naval battle where the Greek forces defeated the Persians, shortly after the battle at Thermopylae.
(c. 519-465 BC) King of Persia; his armies invaded Greece but were eventually defeated by the Greeks.
(558?BCE - 486BCE) King of Persia who expanded his empire to extend from the Mediterranean to the Indus River. He invaded Greece at the battle of Marathon and lost.
a battle in 490 BC in which the Athenians and their allies defeated the Persians.
A Greek military leader who convinced the Athenians to build a navy. This helped Athens win a major battle against Persia, the Battle of Salamis. He was ostracized around 471 BCE.
Athenian citizens could vote to banish a public figure whom they saw as a threat to their democracy.
king of Sparta and hero of the battle of Thermopylae where he was killed by the Persians (died in 480 BC)
Athenian reformer of the 6th century; established laws that eased the burden of debt on farmers, forbade enslavement for debt, and more. This was seen as a step toward democracy.
Introduces direct democracy, balances focus of rich and poor in Athens.
Tyrant of ancient Greece who put in a harsh law code, but it erased the old blood feud and family spat laws that were in place before.
consisted of two kings who controlled (one king dealt with the military while the other took care of matters at home), a Council of Elders, and an assembly.
Ultimately a democracy. Included the Assembly and Council of 500.
Long and devastating war, Sparta leads other city-states against Athens and its Delian League. Sparta defeats the Athenian Navy.
A disease that contributed to the turning point in the Peloponnesian War; brought Athens to defeat and weakened Pericles.
a famous speech made by Pericles during a public funeral to honor those who died in battle. Reminded them the power of democracy and gave them courage to keep fighting.
Considered one of the hallmarks of Western Civilization. Tragedy and Comedy, blend of myth, legend, philosophy, poetry, dance, music.
What was valued above all else in Classical Greek Art?
Person representing the god Apollo; received cryptic messages from the god that had predictive value if the seeker could correctly interpret the communication.
Oracle of Delphi
(in ancient Greece and Rome) a convivial meeting, usually following a dinner, for drinking and intellectual conversation.
father of history recorded facts over his life - but was not really opposed to inserting his own biases.
to write his histories, he researched his topics and visited actual locations. Famous for his historical account of the Peloponnesian Wars.
Greek historian; student of Socrates; anecdotal use of history but wrote extensively about the Spartan life and upbringing.
A Greek philosopher and mathematician, this man was credited with the discovery that numbers are useful for more than counting physical things.
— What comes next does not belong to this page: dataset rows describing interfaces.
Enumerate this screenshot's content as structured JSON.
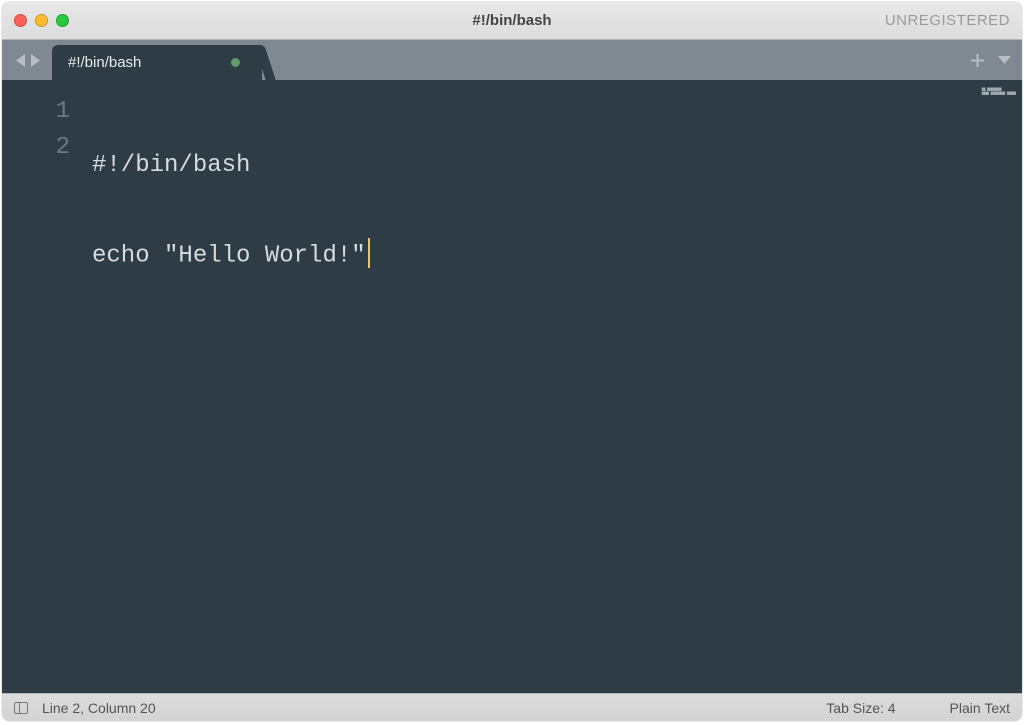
{
  "titlebar": {
    "title": "#!/bin/bash",
    "registration": "UNREGISTERED"
  },
  "tabbar": {
    "active_tab": "#!/bin/bash"
  },
  "editor": {
    "lines": [
      {
        "num": "1",
        "text": "#!/bin/bash"
      },
      {
        "num": "2",
        "text": "echo \"Hello World!\""
      }
    ],
    "cursor_line_index": 1
  },
  "statusbar": {
    "position": "Line 2, Column 20",
    "tab_size": "Tab Size: 4",
    "syntax": "Plain Text"
  }
}
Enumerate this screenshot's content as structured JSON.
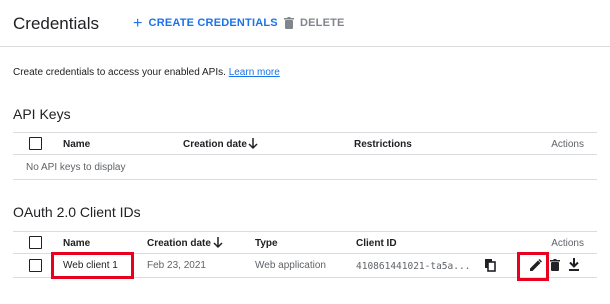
{
  "header": {
    "title": "Credentials",
    "create_label": "CREATE CREDENTIALS",
    "delete_label": "DELETE"
  },
  "intro": {
    "text": "Create credentials to access your enabled APIs.",
    "link": "Learn more"
  },
  "api_keys": {
    "title": "API Keys",
    "columns": {
      "name": "Name",
      "created": "Creation date",
      "restrictions": "Restrictions",
      "actions": "Actions"
    },
    "empty_text": "No API keys to display"
  },
  "oauth": {
    "title": "OAuth 2.0 Client IDs",
    "columns": {
      "name": "Name",
      "created": "Creation date",
      "type": "Type",
      "client_id": "Client ID",
      "actions": "Actions"
    },
    "rows": [
      {
        "name": "Web client 1",
        "created": "Feb 23, 2021",
        "type": "Web application",
        "client_id": "410861441021-ta5a..."
      }
    ]
  },
  "colors": {
    "accent": "#1a73e8",
    "highlight": "#e8001f"
  }
}
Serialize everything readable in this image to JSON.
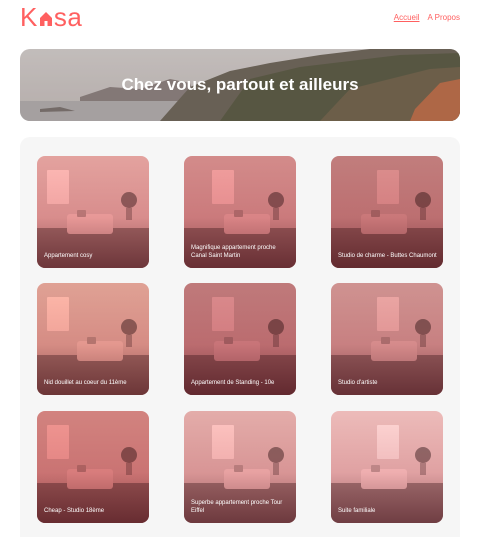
{
  "header": {
    "logo_before": "K",
    "logo_after": "sa",
    "nav": [
      {
        "label": "Accueil",
        "active": true
      },
      {
        "label": "A Propos",
        "active": false
      }
    ]
  },
  "banner": {
    "title": "Chez vous, partout et ailleurs"
  },
  "colors": {
    "brand": "#ff6060",
    "gallery_background": "#f6f6f6"
  },
  "listings": [
    {
      "title": "Appartement cosy",
      "tint": "#c99692"
    },
    {
      "title": "Magnifique appartement proche Canal Saint Martin",
      "tint": "#b9807f"
    },
    {
      "title": "Studio de charme - Buttes Chaumont",
      "tint": "#a87271"
    },
    {
      "title": "Nid douillet au coeur du 11ème",
      "tint": "#c59589"
    },
    {
      "title": "Appartement de Standing - 10e",
      "tint": "#a66f70"
    },
    {
      "title": "Studio d'artiste",
      "tint": "#b58785"
    },
    {
      "title": "Cheap - Studio 18ème",
      "tint": "#b87874"
    },
    {
      "title": "Superbe appartement proche Tour Eiffel",
      "tint": "#c9a09d"
    },
    {
      "title": "Suite familiale",
      "tint": "#d2aeac"
    }
  ]
}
(born ca. 612 B.C.E.) One of the great poets of the ancient Greeks; her poetry developed the complexities of the inner workings of human beings and love.
Philosopher-tutors in Athens who opened schools for boys to study government, mathematics, ethics, and rhetoric.
Mycanena Tholos Tombs